- What happens if Trump loses in 2020 and refuses to leave the White House?
As Democratic primary voters agonize over who is their most ?electable? candidate, a slightly different question looms: Who would be the strongest standard-bearer if the fight goes on past the election, beyond the experience of history and into the uncharted territory outside the Constitution?
- Private investigators focused on frat party in Cornell University freshman?s death
- Investigators probing role weather may have played in deadly South Dakota plane crash
An NTSB investigator examines the wreckage of a Pilatus PC-12 airplane near Chamberlain Municipal Airport in South Dakota. The aircraft crashed on Saturday, November 30, 2019, moments after taking off amid heavy snowfall. The crash killed nine of the 12 people on board. (NTSB) The National Transportation Safety Board (NTSB) released new information Tuesday about the plane crash in Chamberlain, South Dakota, that killed nine people and injured three others within a mile of takeoff. A review of the available information about the fatal crash, which occurred Saturday within a mile of takeoff, indicates weather was a significant, if not major, factor, experts say.Chamberlain, and much of South Dakota, was under a winter storm warning and experiencing near-blizzard conditions around the time of the crash on Saturday.The single-engine Pilatus PC-12 arrived in Chamberlain Friday at about 9:30 a.m. CST, according to the NTSB report. The airplane remained parked on the airport ramp until the accident a day later, the report noted."They landed on Friday ahead of the storm, and it looks like they just left the plane parked on the runway," said AccuWeather senior meteorologist David Samuhel, who reviewed the NTSB statement. "There was probably 8 or 9 inches of snow, so the plane probably had a whole lot of snow and ice on it." The NTSB is still investigating the crash, and it's not clear if the snow and ice were cleared from the aircraft before takeoff. Samuhel said, "If they didn't get the snow and ice off the wings, that would be a huge problem." A photo of a Pilatus PC-12 in flight. (Pilatus Aircraft Ltd) An aviation expert AccuWeather spoke with also said there was likely frost or ice below the layer of snow and added that it's "doubtful the facilities exist for that sort of deicing at this small airport." AccuWeather reached out to the Chamberlain airport manager, who as of late Thursday had not yet responded.Ice and snow needs to be properly removed from a plane for the flight to be legal, and if that doesn't happen, the consequences can be dire. "You're looking at [an] increase in drag of 40 percent and decrease of lift of 30 percent if you don't deice properly."Also, the NTSB reported the weather observation station at the Chamberlain airport recorded winds of 7 mph, with half-mile visibility and moderate snow and icing.
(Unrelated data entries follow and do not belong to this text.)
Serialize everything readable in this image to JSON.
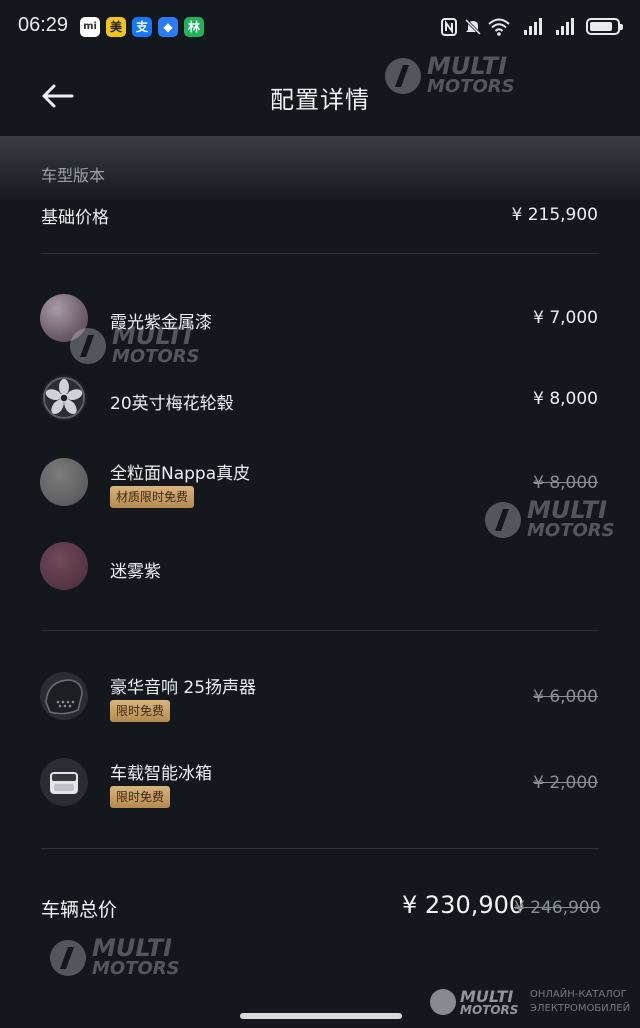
{
  "status_bar": {
    "time": "06:29",
    "app_icons": [
      {
        "name": "mi-icon",
        "glyph": "mi",
        "color": "#ffffff",
        "text_color": "#333333"
      },
      {
        "name": "meituan-icon",
        "glyph": "美",
        "color": "#f5c518",
        "text_color": "#222222"
      },
      {
        "name": "alipay-icon",
        "glyph": "支",
        "color": "#1677ff",
        "text_color": "#ffffff"
      },
      {
        "name": "shield-app-icon",
        "glyph": "◆",
        "color": "#2a7bf6",
        "text_color": "#ffffff"
      },
      {
        "name": "tree-app-icon",
        "glyph": "林",
        "color": "#21b35c",
        "text_color": "#ffffff"
      }
    ],
    "system_icons": [
      "nfc-icon",
      "mute-icon",
      "wifi-icon",
      "signal-1-icon",
      "signal-2-icon",
      "battery-icon"
    ]
  },
  "header": {
    "back_icon": "arrow-left-icon",
    "title": "配置详情"
  },
  "section": {
    "label": "车型版本"
  },
  "base": {
    "label": "基础价格",
    "price": "¥ 215,900"
  },
  "options": [
    {
      "name": "霞光紫金属漆",
      "price": "¥ 7,000",
      "strike": false,
      "badge": "",
      "swatch": "paint-swatch"
    },
    {
      "name": "20英寸梅花轮毂",
      "price": "¥ 8,000",
      "strike": false,
      "badge": "",
      "swatch": "wheel-swatch"
    },
    {
      "name": "全粒面Nappa真皮",
      "price": "¥ 8,000",
      "strike": true,
      "badge": "材质限时免费",
      "swatch": "leather-swatch"
    },
    {
      "name": "迷雾紫",
      "price": "",
      "strike": false,
      "badge": "",
      "swatch": "interior-color-swatch"
    }
  ],
  "extras": [
    {
      "name": "豪华音响 25扬声器",
      "price": "¥ 6,000",
      "strike": true,
      "badge": "限时免费",
      "swatch": "speaker-thumb"
    },
    {
      "name": "车载智能冰箱",
      "price": "¥ 2,000",
      "strike": true,
      "badge": "限时免费",
      "swatch": "fridge-thumb"
    }
  ],
  "total": {
    "label": "车辆总价",
    "price": "¥ 230,900",
    "original_price": "¥ 246,900"
  },
  "watermark": {
    "line1": "MULTI",
    "line2": "MOTORS",
    "footer_line1": "ОНЛАЙН-КАТАЛОГ",
    "footer_line2": "ЭЛЕКТРОМОБИЛЕЙ"
  },
  "colors": {
    "background": "#14181d",
    "badge_gold": "#c9a066",
    "paint_purple": "#6f5f6c",
    "interior_purple": "#5a3a48"
  }
}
AccuWeather's Samuhel believes the winds were likely much stronger."I question the wind reading at Chamberlain airport," he said. "Pierre is about 65 miles to the northwest of Chamberlain, but the conditions probably weren't much different and winds in Pierre were gusting to 40 mph and even higher some parts of the day."They were leaving Saturday and the storm was starting to wrap up, but they were still in a bad part of it where the wind was really kicking up and they were probably getting blowing snow, too," Samuhel said.According to Travis Garza, president of wellness company Kyani, the company's two founders, Jim Hansen and Kirk Hansen, were among the crash victims. The other seven passengers who died were their relatives; three passengers survived.Another factor that could have contributed to the crash was a possible load imbalance. The Pilatus PC-12 pilot's information manual notes the "maximum number of occupants is 9 passengers" plus 1-2 pilot(s). According to the NTSB report, there were 12 people on the plane.There were 393 U.S. civil aviation deaths in 2018, an increase from 347 in 2017, according to the NTSB. Most aviation deaths in 2018 took place during general aviation operations - all civilian flying except scheduled passenger airline service - when 381 were killed, compared to 331 in 2017.
- Russia, Turkey working on new S-400 missile contract: Interfax
Russia and Turkey are working on a contract for the delivery of a new batch of Russian S-400 missile systems, the Interfax news agency cited a senior official at a Russian military cooperation agency as saying on Friday. Such a deal would be likely to further strain Ankara's relations with Washington which has suspended Turkey from the U.S. F-35 stealth fighter jet program, in which it was a producer and buyer, to penalize it for buying S-400 batteries this year. The official, Dmitry Shugaev, said he thought there was a "fairly high likelihood" Turkey and Russia would sign a contract for the delivery of an additional batch of S-400s next year.